Yasmeen Khan is a reporter covering education. You can find her stories on the air and on SchoolBook.org, WNYC’s education website.
Some of her favorite New York stories include delving into
department store history and talking to eighth grade public school students about the anxiety—and excitement—of applying to high school.
After graduating from Brandeis University, Yasmeen worked for an international health organization in Boston and in Lima, Peru. She then pursued her interest in public health by receiving a Master’s degree in medical journalism from UNC-Chapel Hill.
Shortly after, she fell in love with reporting and producing radio stories at North Carolina Public Radio, where she wore multiple hats: producing
Morning Edition, reporting, newscasting and producing for the talk shows The State of Things and The Story.
Yasmeen has also held jobs as a bartender, toll collector and dishwasher. She moved to New York City in 2010, but remains deeply devoted to Carolina basketball.
Yasmeen Khan appears in the following:
Thursday, December 08, 2016
A group of New York City parents and elected officials say teachers and school staff need more tools to tackle racism and intolerance in the schools.
Thursday, December 01, 2016
City Council member Ritchie Torres, who represents parts of the Bronx, and WNYC education reporter Yasmeen Khan discuss the latest efforts to increase diversity in the city's schools.
Tuesday, November 29, 2016
A City Council bill seeks to establish a reporting system that would tell it like it is on racial segregation in New York City public schools.
Wednesday, November 23, 2016
A long, contentious rezoning ended on a sour note for many parents frustrated by New York City's process for creating new boundaries for almost a dozen elementary schools.
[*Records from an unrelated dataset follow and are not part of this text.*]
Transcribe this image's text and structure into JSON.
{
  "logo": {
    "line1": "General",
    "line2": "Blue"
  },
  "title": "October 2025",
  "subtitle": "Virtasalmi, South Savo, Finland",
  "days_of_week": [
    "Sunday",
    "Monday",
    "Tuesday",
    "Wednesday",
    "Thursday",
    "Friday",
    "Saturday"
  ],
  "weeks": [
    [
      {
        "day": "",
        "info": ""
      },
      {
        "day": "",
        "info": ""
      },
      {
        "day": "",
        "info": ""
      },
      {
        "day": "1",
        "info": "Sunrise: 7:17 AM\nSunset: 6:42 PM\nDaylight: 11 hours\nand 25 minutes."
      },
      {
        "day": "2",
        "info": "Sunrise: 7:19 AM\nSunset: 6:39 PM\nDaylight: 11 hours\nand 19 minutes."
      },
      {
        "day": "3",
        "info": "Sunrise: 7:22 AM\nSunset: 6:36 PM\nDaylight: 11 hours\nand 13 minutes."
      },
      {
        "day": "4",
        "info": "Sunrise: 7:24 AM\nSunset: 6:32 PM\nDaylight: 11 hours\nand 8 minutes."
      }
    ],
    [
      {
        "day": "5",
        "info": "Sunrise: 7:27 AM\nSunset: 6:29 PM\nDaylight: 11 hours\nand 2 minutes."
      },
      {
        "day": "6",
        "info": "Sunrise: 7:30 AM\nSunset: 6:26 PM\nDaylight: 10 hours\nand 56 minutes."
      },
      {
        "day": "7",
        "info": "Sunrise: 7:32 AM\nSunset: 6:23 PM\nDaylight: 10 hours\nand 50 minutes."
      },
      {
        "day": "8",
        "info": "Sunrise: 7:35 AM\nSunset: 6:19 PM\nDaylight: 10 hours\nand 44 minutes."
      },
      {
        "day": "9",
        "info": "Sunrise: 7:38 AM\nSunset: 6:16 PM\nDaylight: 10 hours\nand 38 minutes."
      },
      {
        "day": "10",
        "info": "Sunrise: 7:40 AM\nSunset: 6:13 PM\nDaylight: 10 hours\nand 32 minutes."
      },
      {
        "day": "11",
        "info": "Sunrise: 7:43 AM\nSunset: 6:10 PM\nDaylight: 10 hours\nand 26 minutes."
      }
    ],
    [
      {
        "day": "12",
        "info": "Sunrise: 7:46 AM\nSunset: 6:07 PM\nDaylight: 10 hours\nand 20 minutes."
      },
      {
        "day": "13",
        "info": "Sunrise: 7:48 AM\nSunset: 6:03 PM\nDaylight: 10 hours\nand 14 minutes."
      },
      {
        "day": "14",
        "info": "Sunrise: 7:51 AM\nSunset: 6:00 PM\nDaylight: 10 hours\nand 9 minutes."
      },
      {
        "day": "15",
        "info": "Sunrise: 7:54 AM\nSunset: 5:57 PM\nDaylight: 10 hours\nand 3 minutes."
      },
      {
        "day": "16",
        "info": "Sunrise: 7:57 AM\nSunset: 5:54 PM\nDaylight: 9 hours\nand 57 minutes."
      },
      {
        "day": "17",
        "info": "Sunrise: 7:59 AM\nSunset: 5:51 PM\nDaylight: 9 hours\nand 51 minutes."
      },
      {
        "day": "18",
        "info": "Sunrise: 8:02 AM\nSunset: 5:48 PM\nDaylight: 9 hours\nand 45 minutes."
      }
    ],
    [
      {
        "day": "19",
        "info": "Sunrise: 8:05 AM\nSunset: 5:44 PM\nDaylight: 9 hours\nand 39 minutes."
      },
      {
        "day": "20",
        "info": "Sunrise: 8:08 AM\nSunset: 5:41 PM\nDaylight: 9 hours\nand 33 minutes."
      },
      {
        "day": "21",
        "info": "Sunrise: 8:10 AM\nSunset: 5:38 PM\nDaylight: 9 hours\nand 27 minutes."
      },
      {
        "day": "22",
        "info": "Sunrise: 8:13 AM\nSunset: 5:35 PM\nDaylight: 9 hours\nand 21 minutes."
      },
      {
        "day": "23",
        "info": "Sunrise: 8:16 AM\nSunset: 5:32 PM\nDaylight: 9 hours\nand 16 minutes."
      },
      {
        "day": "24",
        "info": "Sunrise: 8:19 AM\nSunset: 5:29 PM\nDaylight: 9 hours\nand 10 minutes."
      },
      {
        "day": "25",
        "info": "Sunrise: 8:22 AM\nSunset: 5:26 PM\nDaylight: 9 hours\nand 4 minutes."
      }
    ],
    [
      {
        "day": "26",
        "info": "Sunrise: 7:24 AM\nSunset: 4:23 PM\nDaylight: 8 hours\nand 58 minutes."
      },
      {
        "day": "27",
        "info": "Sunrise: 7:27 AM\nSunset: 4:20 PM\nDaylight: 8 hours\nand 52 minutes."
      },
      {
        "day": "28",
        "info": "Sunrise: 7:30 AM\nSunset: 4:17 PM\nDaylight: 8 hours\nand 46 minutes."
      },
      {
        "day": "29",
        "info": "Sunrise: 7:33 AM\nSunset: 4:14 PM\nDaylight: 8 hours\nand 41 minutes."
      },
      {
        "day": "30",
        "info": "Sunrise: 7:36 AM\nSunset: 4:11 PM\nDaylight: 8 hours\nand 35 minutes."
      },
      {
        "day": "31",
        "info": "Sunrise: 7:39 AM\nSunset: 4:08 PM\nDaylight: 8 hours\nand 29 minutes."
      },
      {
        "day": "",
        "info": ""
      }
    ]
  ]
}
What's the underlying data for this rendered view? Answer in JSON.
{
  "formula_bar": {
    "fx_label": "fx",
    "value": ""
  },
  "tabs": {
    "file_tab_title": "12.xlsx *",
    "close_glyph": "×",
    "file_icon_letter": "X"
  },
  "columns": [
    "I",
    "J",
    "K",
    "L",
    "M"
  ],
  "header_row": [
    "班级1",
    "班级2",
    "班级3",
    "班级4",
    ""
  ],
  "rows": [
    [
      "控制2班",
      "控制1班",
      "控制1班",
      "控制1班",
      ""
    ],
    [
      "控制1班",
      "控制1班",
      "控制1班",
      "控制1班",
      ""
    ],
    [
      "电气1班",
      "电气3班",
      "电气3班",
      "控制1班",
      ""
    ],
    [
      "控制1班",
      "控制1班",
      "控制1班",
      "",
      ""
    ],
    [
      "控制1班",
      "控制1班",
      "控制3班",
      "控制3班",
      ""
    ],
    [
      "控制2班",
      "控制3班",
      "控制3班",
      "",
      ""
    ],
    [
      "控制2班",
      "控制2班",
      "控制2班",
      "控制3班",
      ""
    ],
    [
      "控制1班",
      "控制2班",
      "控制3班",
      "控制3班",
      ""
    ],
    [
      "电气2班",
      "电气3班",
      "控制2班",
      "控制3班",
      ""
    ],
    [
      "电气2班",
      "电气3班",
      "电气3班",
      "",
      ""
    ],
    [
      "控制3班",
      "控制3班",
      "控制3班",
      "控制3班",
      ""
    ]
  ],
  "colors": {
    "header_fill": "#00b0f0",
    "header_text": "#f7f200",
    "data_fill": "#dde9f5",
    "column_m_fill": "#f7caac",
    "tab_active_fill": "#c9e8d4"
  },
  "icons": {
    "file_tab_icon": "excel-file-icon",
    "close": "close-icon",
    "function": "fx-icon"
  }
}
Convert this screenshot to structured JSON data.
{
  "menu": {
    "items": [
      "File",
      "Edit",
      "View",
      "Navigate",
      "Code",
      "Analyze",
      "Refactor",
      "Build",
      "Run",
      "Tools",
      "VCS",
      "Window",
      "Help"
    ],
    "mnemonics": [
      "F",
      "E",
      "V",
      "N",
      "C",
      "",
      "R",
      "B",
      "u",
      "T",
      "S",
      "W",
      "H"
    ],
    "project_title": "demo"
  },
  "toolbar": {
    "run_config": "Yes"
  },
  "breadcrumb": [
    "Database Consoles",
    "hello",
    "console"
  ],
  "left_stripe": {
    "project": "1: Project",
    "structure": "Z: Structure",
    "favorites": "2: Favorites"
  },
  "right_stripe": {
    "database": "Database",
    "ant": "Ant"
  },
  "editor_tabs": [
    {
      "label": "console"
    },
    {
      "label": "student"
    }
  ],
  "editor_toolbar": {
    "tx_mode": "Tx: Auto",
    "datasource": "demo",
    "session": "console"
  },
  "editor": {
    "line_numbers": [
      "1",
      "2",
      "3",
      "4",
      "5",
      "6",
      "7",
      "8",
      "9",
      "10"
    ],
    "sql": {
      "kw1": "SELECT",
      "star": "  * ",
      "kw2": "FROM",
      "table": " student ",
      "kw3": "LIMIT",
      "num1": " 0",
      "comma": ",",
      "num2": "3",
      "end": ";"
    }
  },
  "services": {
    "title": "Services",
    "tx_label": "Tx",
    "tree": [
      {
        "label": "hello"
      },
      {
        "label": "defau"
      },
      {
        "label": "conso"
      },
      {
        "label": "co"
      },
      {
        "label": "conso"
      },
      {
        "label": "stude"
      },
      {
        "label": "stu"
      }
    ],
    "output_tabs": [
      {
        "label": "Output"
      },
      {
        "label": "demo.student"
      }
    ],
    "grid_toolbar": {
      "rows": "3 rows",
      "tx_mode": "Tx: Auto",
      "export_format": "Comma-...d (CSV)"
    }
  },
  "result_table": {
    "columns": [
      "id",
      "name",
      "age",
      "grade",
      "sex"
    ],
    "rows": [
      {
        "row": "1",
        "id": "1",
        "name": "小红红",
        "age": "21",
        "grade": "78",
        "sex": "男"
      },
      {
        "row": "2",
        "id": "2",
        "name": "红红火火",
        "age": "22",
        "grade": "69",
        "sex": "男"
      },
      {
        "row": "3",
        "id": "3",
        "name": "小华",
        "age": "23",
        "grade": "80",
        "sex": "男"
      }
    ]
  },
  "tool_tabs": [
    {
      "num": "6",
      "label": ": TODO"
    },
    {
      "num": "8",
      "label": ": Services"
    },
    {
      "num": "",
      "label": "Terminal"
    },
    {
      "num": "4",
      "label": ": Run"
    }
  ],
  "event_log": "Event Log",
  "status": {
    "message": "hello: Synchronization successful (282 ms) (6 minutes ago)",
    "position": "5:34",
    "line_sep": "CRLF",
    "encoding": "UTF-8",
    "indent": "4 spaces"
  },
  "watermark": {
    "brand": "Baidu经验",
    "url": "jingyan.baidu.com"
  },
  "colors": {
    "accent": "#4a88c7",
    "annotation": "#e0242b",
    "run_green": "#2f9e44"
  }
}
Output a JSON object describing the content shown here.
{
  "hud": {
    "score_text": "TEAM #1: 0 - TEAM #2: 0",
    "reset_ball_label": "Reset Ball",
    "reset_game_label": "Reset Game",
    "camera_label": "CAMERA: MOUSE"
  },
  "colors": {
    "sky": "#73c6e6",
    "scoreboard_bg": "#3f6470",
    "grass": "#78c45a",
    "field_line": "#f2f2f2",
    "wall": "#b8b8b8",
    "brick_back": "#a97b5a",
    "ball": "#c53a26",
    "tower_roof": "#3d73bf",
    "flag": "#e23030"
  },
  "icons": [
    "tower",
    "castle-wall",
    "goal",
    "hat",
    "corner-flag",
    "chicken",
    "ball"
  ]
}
Wednesday, November 16, 2016
For a group of New York City high school seniors, anti-Muslim sentiment is nothing new. Since Election Day, there's a new effort to unify — and that feels pretty good.
Thursday, November 10, 2016
Now a parent council is expected to vote on the proposal later this month. If it passes, the new school zones will apply immediately to the next kindergarten admissions cycle.
Thursday, November 10, 2016
New York City teachers and principals say they're fielding a lot of tough questions from students about Donald Trump's election.
Tuesday, November 08, 2016
Poor data collection makes it hard to know whether New York City public school students with disabilities are receiving the services and classroom settings they are entitled to.
Wednesday, November 02, 2016
Parents who oppose rezoning changes have refined their arguments; supporters are ready to push forward. Meanwhile, everyone waits for an official proposal from the city.
Monday, October 31, 2016
Traces of Midwood High School's early years still linger, from student traditions to artwork and objects from previous eras. The school is celebrating its 75th anniversary.
Thursday, October 20, 2016
A total of 19 schools out of some 1,600 district schools in the city will be able to use socio-economic factors in admissions this year.
Wednesday, October 19, 2016
Members of the Community Education Council for District 3 took matters into its own hands and created its ideal school rezoning plan for the city to submit to them.
Wednesday, October 05, 2016
An analysis of survey data found that all students, on average, viewed minority teachers more highly when it came to explaining ideas, holding high standards and supporting students.
Tuesday, October 04, 2016
Colin Ozeki, 16, has been part of an inclusion program for students with autism since kindergarten. He's now on track to graduate high school this year with an Advanced Regents Diploma.
Thursday, September 29, 2016
The plan features the hallmarks of rezoning in New York City: resistant parents and an opaque process. And once again, the privileged have the loudest voices.
Wednesday, September 21, 2016
New principal Grecian Harrison is working to set a tone of caring and collaboration. Students have noticed. "She gives good vibes," one junior said.
Monday, September 12, 2016
The city's initiative, called Single Shepherd, provides students in two high-needs districts with a dedicated counselor or social worker.
Wednesday, September 07, 2016
Some students remarked on how easy it was to relax. "It’s all peaceful. You don’t have to really worry about watching your back or anything."
Tuesday, September 06, 2016
The Dock Street School for STEAM Studies opened in a new space at the foot of luxury apartments in Brooklyn's Dumbo neighborhood.
Wednesday, August 24, 2016
The new position was written into law after calls for more oversight of students' sensitive information.